## Task directions
From the entries below, copy every line where the string "icon" appears.
Start of Material for the task
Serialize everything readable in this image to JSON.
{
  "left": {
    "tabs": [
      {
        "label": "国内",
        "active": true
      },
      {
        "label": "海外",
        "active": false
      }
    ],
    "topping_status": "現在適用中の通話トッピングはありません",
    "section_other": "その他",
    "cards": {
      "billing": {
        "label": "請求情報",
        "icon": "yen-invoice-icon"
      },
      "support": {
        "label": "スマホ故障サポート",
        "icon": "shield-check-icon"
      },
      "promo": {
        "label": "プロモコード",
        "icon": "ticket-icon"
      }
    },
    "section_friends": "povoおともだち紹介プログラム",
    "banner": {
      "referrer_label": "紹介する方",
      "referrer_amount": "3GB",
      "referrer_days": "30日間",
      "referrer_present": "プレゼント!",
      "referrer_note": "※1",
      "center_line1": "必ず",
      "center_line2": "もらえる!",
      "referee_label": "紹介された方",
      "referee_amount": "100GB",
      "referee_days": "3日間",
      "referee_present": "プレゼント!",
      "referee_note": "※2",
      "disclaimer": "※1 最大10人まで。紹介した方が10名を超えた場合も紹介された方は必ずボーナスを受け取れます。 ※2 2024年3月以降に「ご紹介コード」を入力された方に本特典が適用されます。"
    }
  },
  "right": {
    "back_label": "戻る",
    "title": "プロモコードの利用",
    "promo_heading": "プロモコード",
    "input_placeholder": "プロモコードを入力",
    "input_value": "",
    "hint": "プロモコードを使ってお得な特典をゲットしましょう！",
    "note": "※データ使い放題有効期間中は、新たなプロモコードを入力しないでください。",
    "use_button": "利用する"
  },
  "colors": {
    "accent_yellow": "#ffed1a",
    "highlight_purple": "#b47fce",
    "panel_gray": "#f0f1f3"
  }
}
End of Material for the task
## Reply
        "icon": "yen-invoice-icon"
        "icon": "shield-check-icon"
        "icon": "ticket-icon"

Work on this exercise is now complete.